Ever wondered what it's like to take orders from your brother and play in the shadow of your hero and one of your country's sporting legends?
Darren Bravo is a rapidly rising star for the West Indies and is in the team that opened their Champions Trophy campaign with a comfortable win over Pakistan.
Bravo was joined by team-mate Tino Best on Saturday's Cricket AM to reveal a few thoughts on the squad, what it takes to be a quick bowler and also the joy and pressure of being in a famous cricketing family.
Darren, aged 24, is the baby Bravo compared to half-brother and current Windies skipper Dwayne (five years older) and said: "Dwayne's a genuine leader and I look up to him and I respect him.
"I'm really happy for him and most of the guys on the team respect him. He's always given his all and it's great to have him as a brother and a role model and I just want to keep encouraging him to do his best."
There must be something in the water in Santa Cruz in Trinidad and Tobago where all the Bravos nurtured their cricket skills, as well as another Windies star Brian Lara who is Darren's cousin.
Lara, who retired from the international stage in 2007, said about Darren recently: "Driving through the village in Santa Cruz, I would stop and see him with one hand holding his shorts up and the other with a bat in it. There are some similarities between how he approaches his game and how I did.

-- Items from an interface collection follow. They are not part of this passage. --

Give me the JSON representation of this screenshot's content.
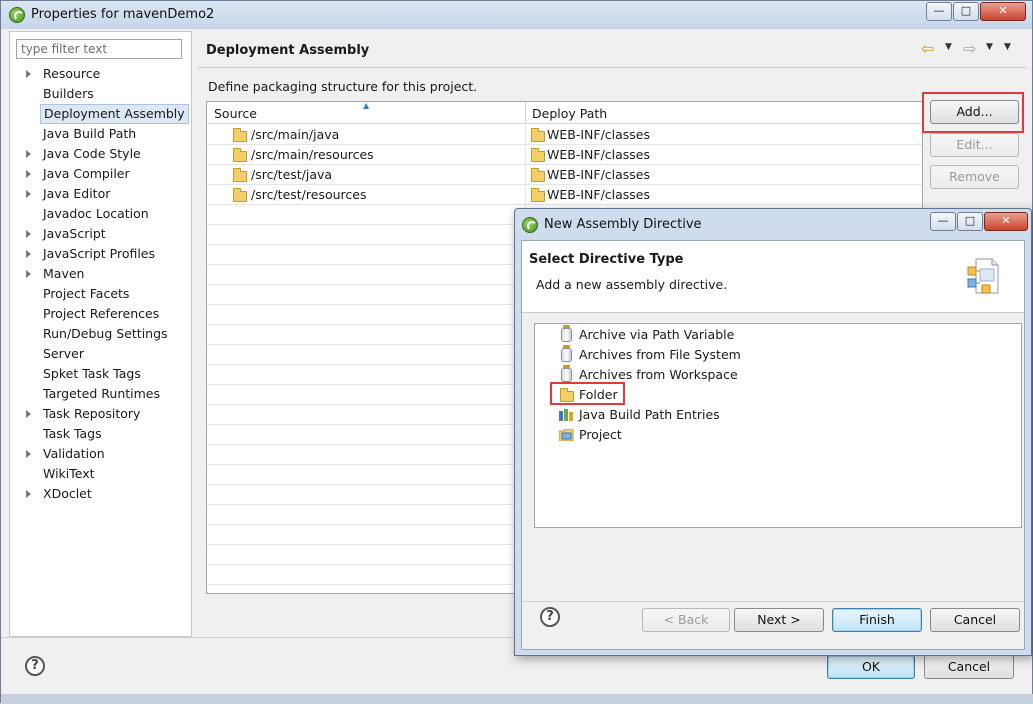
{
  "window": {
    "title": "Properties for mavenDemo2",
    "minimize_glyph": "—",
    "maximize_glyph": "□",
    "close_glyph": "✕"
  },
  "filter": {
    "placeholder": "type filter text"
  },
  "tree": {
    "items": [
      {
        "label": "Resource",
        "expandable": true
      },
      {
        "label": "Builders",
        "expandable": false
      },
      {
        "label": "Deployment Assembly",
        "expandable": false,
        "selected": true
      },
      {
        "label": "Java Build Path",
        "expandable": false
      },
      {
        "label": "Java Code Style",
        "expandable": true
      },
      {
        "label": "Java Compiler",
        "expandable": true
      },
      {
        "label": "Java Editor",
        "expandable": true
      },
      {
        "label": "Javadoc Location",
        "expandable": false
      },
      {
        "label": "JavaScript",
        "expandable": true
      },
      {
        "label": "JavaScript Profiles",
        "expandable": true
      },
      {
        "label": "Maven",
        "expandable": true
      },
      {
        "label": "Project Facets",
        "expandable": false
      },
      {
        "label": "Project References",
        "expandable": false
      },
      {
        "label": "Run/Debug Settings",
        "expandable": false
      },
      {
        "label": "Server",
        "expandable": false
      },
      {
        "label": "Spket Task Tags",
        "expandable": false
      },
      {
        "label": "Targeted Runtimes",
        "expandable": false
      },
      {
        "label": "Task Repository",
        "expandable": true
      },
      {
        "label": "Task Tags",
        "expandable": false
      },
      {
        "label": "Validation",
        "expandable": true
      },
      {
        "label": "WikiText",
        "expandable": false
      },
      {
        "label": "XDoclet",
        "expandable": true
      }
    ]
  },
  "page": {
    "title": "Deployment Assembly",
    "description": "Define packaging structure for this project."
  },
  "table": {
    "columns": [
      "Source",
      "Deploy Path"
    ],
    "rows": [
      {
        "source": "/src/main/java",
        "deploy": "WEB-INF/classes"
      },
      {
        "source": "/src/main/resources",
        "deploy": "WEB-INF/classes"
      },
      {
        "source": "/src/test/java",
        "deploy": "WEB-INF/classes"
      },
      {
        "source": "/src/test/resources",
        "deploy": "WEB-INF/classes"
      }
    ]
  },
  "buttons": {
    "add": "Add...",
    "edit": "Edit...",
    "remove": "Remove",
    "ok": "OK",
    "cancel": "Cancel"
  },
  "dialog": {
    "title": "New Assembly Directive",
    "heading": "Select Directive Type",
    "subheading": "Add a new assembly directive.",
    "items": [
      {
        "label": "Archive via Path Variable",
        "icon": "jar-icon"
      },
      {
        "label": "Archives from File System",
        "icon": "jar-icon"
      },
      {
        "label": "Archives from Workspace",
        "icon": "jar-icon"
      },
      {
        "label": "Folder",
        "icon": "folder-icon",
        "highlighted": true
      },
      {
        "label": "Java Build Path Entries",
        "icon": "library-icon"
      },
      {
        "label": "Project",
        "icon": "project-icon"
      }
    ],
    "buttons": {
      "back": "< Back",
      "next": "Next >",
      "finish": "Finish",
      "cancel": "Cancel"
    }
  },
  "colors": {
    "highlight_box": "#e03b3b",
    "selection": "#dce8f5",
    "default_button": "#3c7fb1"
  }
}
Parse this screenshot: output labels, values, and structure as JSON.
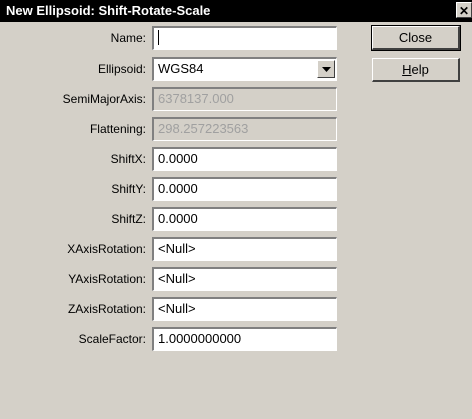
{
  "window": {
    "title": "New Ellipsoid: Shift-Rotate-Scale",
    "close_glyph": "✕"
  },
  "fields": {
    "name": {
      "label": "Name:",
      "value": ""
    },
    "ellipsoid": {
      "label": "Ellipsoid:",
      "value": "WGS84"
    },
    "semimajor": {
      "label": "SemiMajorAxis:",
      "value": "6378137.000"
    },
    "flattening": {
      "label": "Flattening:",
      "value": "298.257223563"
    },
    "shiftx": {
      "label": "ShiftX:",
      "value": "0.0000"
    },
    "shifty": {
      "label": "ShiftY:",
      "value": "0.0000"
    },
    "shiftz": {
      "label": "ShiftZ:",
      "value": "0.0000"
    },
    "xrot": {
      "label": "XAxisRotation:",
      "value": "<Null>"
    },
    "yrot": {
      "label": "YAxisRotation:",
      "value": "<Null>"
    },
    "zrot": {
      "label": "ZAxisRotation:",
      "value": "<Null>"
    },
    "scale": {
      "label": "ScaleFactor:",
      "value": "1.0000000000"
    }
  },
  "buttons": {
    "close": "Close",
    "help_mnemonic": "H",
    "help_rest": "elp"
  },
  "icons": {
    "dropdown": "chevron-down-icon",
    "close": "close-icon"
  }
}
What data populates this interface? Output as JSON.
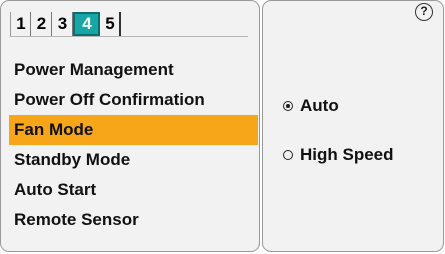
{
  "tabs": [
    {
      "label": "1",
      "active": false
    },
    {
      "label": "2",
      "active": false
    },
    {
      "label": "3",
      "active": false
    },
    {
      "label": "4",
      "active": true
    },
    {
      "label": "5",
      "active": false
    }
  ],
  "menu": {
    "items": [
      {
        "label": "Power Management"
      },
      {
        "label": "Power Off Confirmation"
      },
      {
        "label": "Fan Mode",
        "selected": true
      },
      {
        "label": "Standby Mode"
      },
      {
        "label": "Auto Start"
      },
      {
        "label": "Remote Sensor"
      }
    ]
  },
  "help": {
    "icon": "help-icon",
    "label": "?"
  },
  "options": [
    {
      "label": "Auto",
      "checked": true
    },
    {
      "label": "High Speed",
      "checked": false
    }
  ],
  "colors": {
    "active_tab": "#19a5a5",
    "selected_item": "#f7a61a",
    "panel_bg": "#f2f2f2"
  }
}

I am sure he will be a world class player."
Bravo added: "Every time I saw Brian in the newspaper I always cut it out and stick it on my bedroom wall. The wall was covered. I never used to look at any other batsman and every time I saw him play on TV I'd always pick up a bat and go outside to play. He's a role model and I look up to him a lot. I'm happy to know him and share a beautiful relationship with him."

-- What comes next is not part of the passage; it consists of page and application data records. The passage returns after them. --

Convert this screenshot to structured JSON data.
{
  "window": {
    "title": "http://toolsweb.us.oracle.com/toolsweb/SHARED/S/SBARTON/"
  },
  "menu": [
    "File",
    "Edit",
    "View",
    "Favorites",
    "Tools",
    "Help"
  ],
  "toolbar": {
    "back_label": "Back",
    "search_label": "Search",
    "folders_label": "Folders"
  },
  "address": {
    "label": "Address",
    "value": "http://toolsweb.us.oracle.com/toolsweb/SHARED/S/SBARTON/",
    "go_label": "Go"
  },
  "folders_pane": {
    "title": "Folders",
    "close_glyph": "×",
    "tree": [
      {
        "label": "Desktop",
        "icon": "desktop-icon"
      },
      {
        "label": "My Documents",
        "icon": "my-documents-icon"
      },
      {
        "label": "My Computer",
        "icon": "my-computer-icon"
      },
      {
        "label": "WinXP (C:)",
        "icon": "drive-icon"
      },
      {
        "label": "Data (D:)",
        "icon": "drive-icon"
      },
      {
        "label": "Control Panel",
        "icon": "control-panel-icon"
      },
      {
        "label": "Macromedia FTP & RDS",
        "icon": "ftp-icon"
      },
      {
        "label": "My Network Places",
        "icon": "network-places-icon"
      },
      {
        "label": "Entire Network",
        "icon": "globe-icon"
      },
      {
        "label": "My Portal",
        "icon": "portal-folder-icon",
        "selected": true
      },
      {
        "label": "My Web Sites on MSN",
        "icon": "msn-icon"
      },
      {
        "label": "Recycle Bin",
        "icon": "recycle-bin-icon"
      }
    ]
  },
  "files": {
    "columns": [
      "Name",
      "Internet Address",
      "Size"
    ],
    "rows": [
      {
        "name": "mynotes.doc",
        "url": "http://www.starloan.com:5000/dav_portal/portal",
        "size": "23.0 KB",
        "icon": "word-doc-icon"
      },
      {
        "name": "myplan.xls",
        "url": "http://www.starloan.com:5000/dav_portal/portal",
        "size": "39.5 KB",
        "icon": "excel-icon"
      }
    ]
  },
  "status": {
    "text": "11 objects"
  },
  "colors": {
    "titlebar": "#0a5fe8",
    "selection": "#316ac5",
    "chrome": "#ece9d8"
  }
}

While Darren grabs the headlines with the blade, it is the ball that makes Best an explosive and thrilling performer.
Tino, whose uncle Carlisle Best hooked his first scoring shot in Test cricket for six off Ian Botham in Jamaica in 1986, was asked by Sarah-Jane on Cricket AM what the secret was to fast bowling.

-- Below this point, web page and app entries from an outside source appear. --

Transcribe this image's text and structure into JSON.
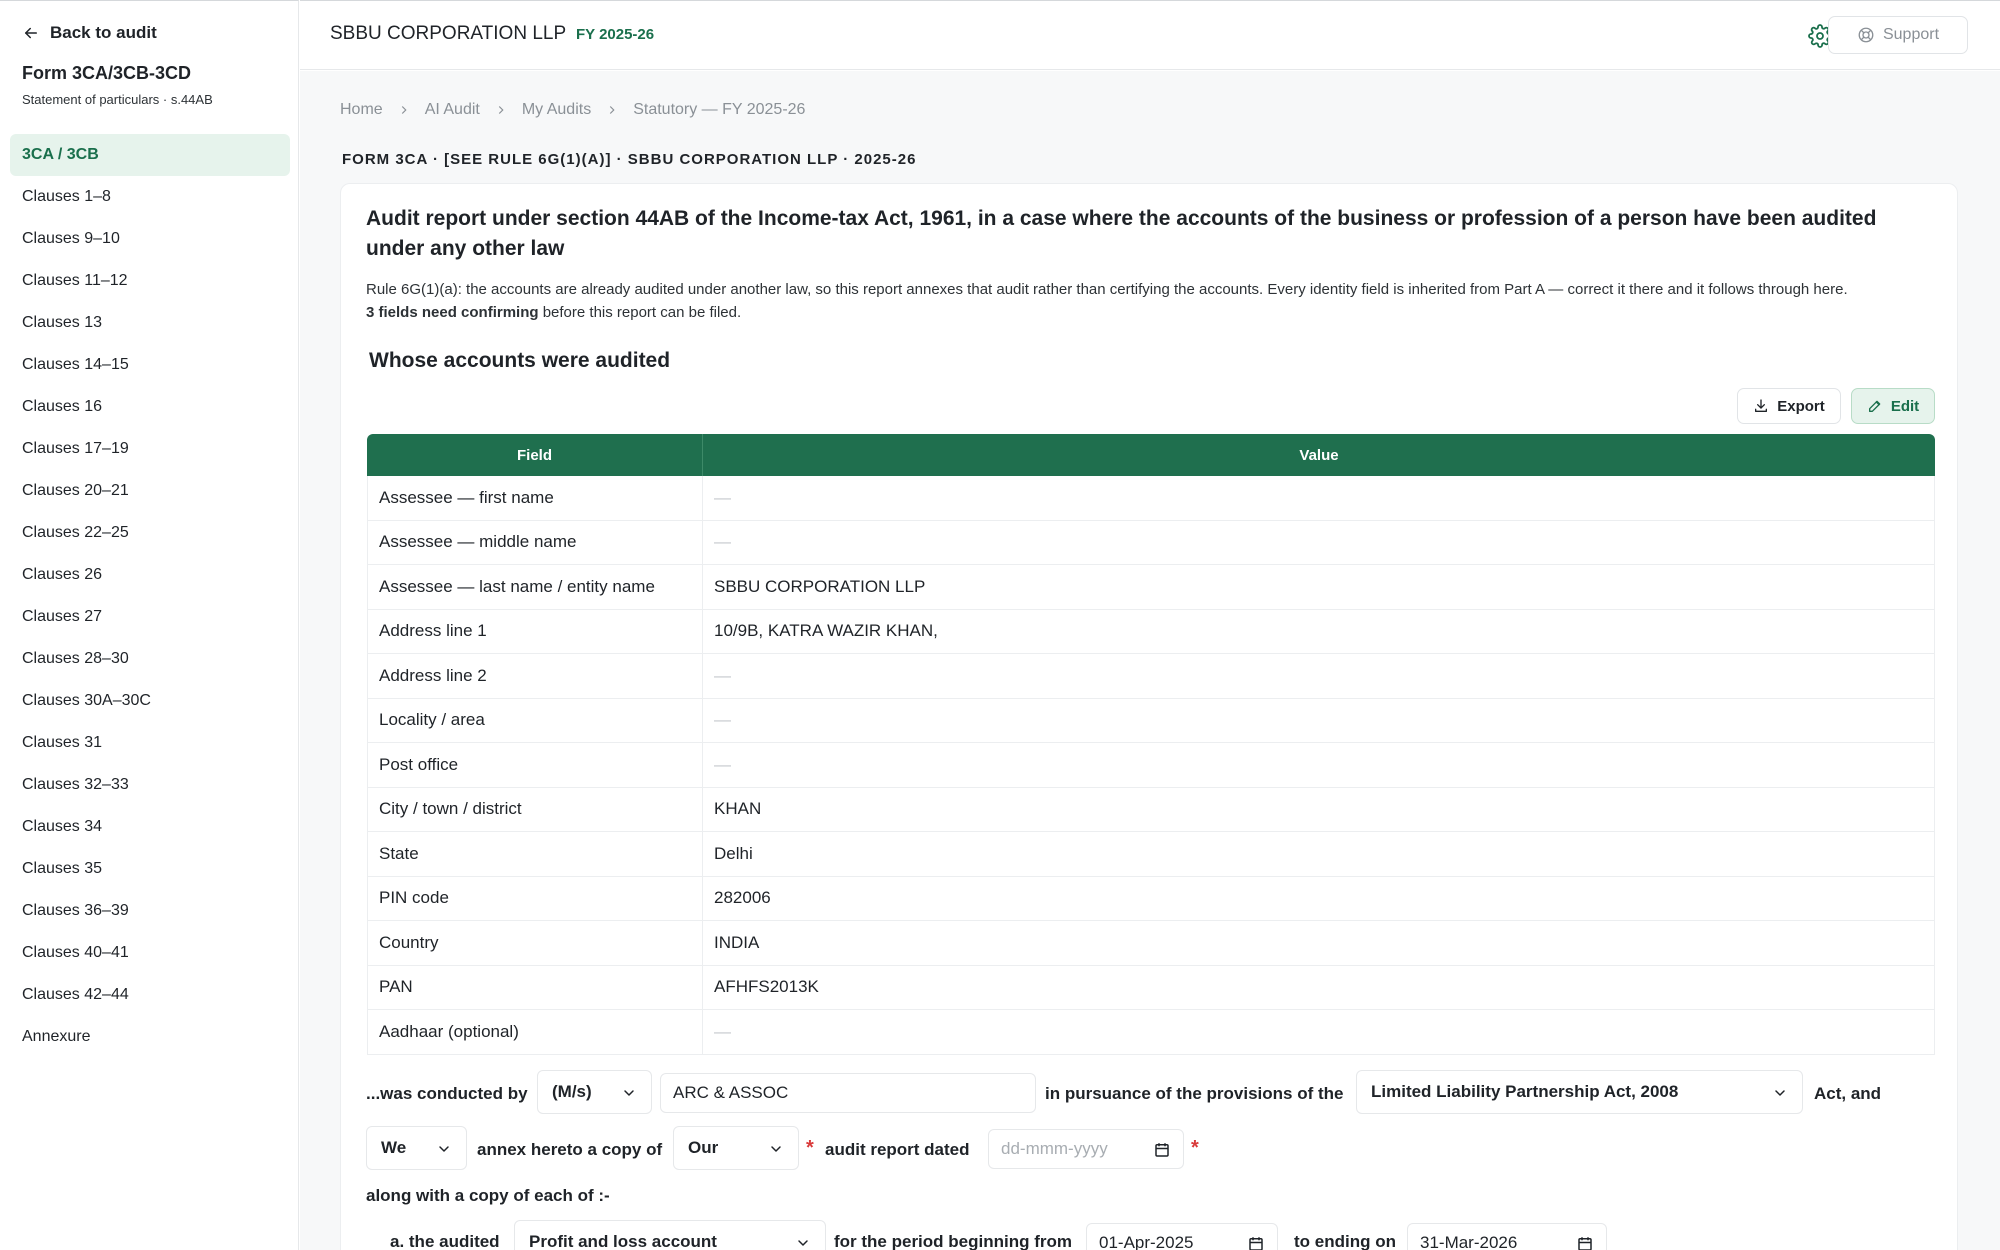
{
  "sidebar": {
    "back_label": "Back to audit",
    "form_title": "Form 3CA/3CB-3CD",
    "form_subtitle": "Statement of particulars · s.44AB",
    "items": [
      {
        "label": "3CA / 3CB",
        "active": true
      },
      {
        "label": "Clauses 1–8"
      },
      {
        "label": "Clauses 9–10"
      },
      {
        "label": "Clauses 11–12"
      },
      {
        "label": "Clauses 13"
      },
      {
        "label": "Clauses 14–15"
      },
      {
        "label": "Clauses 16"
      },
      {
        "label": "Clauses 17–19"
      },
      {
        "label": "Clauses 20–21"
      },
      {
        "label": "Clauses 22–25"
      },
      {
        "label": "Clauses 26"
      },
      {
        "label": "Clauses 27"
      },
      {
        "label": "Clauses 28–30"
      },
      {
        "label": "Clauses 30A–30C"
      },
      {
        "label": "Clauses 31"
      },
      {
        "label": "Clauses 32–33"
      },
      {
        "label": "Clauses 34"
      },
      {
        "label": "Clauses 35"
      },
      {
        "label": "Clauses 36–39"
      },
      {
        "label": "Clauses 40–41"
      },
      {
        "label": "Clauses 42–44"
      },
      {
        "label": "Annexure"
      }
    ]
  },
  "header": {
    "company": "SBBU CORPORATION LLP",
    "fy": "FY 2025-26",
    "support_label": "Support",
    "settings_icon": "gear-icon",
    "support_icon": "lifebuoy-icon"
  },
  "breadcrumb": [
    "Home",
    "AI Audit",
    "My Audits",
    "Statutory — FY 2025-26"
  ],
  "form_line": "FORM 3CA · [SEE RULE 6G(1)(A)] · SBBU CORPORATION LLP · 2025-26",
  "card": {
    "title": "Audit report under section 44AB of the Income-tax Act, 1961, in a case where the accounts of the business or profession of a person have been audited under any other law",
    "description": "Rule 6G(1)(a): the accounts are already audited under another law, so this report annexes that audit rather than certifying the accounts. Every identity field is inherited from Part A — correct it there and it follows through here.",
    "confirm_count": "3 fields need confirming",
    "confirm_suffix": " before this report can be filed.",
    "section_title": "Whose accounts were audited",
    "export_label": "Export",
    "edit_label": "Edit"
  },
  "table": {
    "headers": [
      "Field",
      "Value"
    ],
    "rows": [
      [
        "Assessee — first name",
        "—"
      ],
      [
        "Assessee — middle name",
        "—"
      ],
      [
        "Assessee — last name / entity name",
        "SBBU CORPORATION LLP"
      ],
      [
        "Address line 1",
        "10/9B, KATRA WAZIR KHAN,"
      ],
      [
        "Address line 2",
        "—"
      ],
      [
        "Locality / area",
        "—"
      ],
      [
        "Post office",
        "—"
      ],
      [
        "City / town / district",
        "KHAN"
      ],
      [
        "State",
        "Delhi"
      ],
      [
        "PIN code",
        "282006"
      ],
      [
        "Country",
        "INDIA"
      ],
      [
        "PAN",
        "AFHFS2013K"
      ],
      [
        "Aadhaar (optional)",
        "—"
      ]
    ]
  },
  "sentence": {
    "conducted_by": "...was conducted by",
    "ms_value": "(M/s)",
    "firm_value": "ARC & ASSOC",
    "pursuance": "in pursuance of the provisions of the",
    "act_value": "Limited Liability Partnership Act, 2008",
    "act_and": "Act, and",
    "we_value": "We",
    "annex": "annex hereto a copy of",
    "our_value": "Our",
    "report_dated": "audit report dated",
    "date_placeholder": "dd-mmm-yyyy",
    "along_with": "along with a copy of each of :-",
    "a_audited": "a. the audited",
    "pl_value": "Profit and loss account",
    "period_from": "for the period beginning from",
    "from_date": "01-Apr-2025",
    "to_ending": "to ending on",
    "to_date": "31-Mar-2026"
  }
}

"I love bowling quick," the 31-year-old said. "It's all about desire. I love Test cricket more than anything. I like to bowl two innings and 15-16 overs a day.
"That's four spells a day and ice and hot baths at the end of a Test match. I feel 50 years-old at the end of the match but Test cricket tests your skills, temperament and your desire to bowl quick.
"People ask me if I do weights but it's all in the mind and how hungry you are and that's how you want to be remembered. I might not get 300 wickets but people will remember you for your heart and give it your all."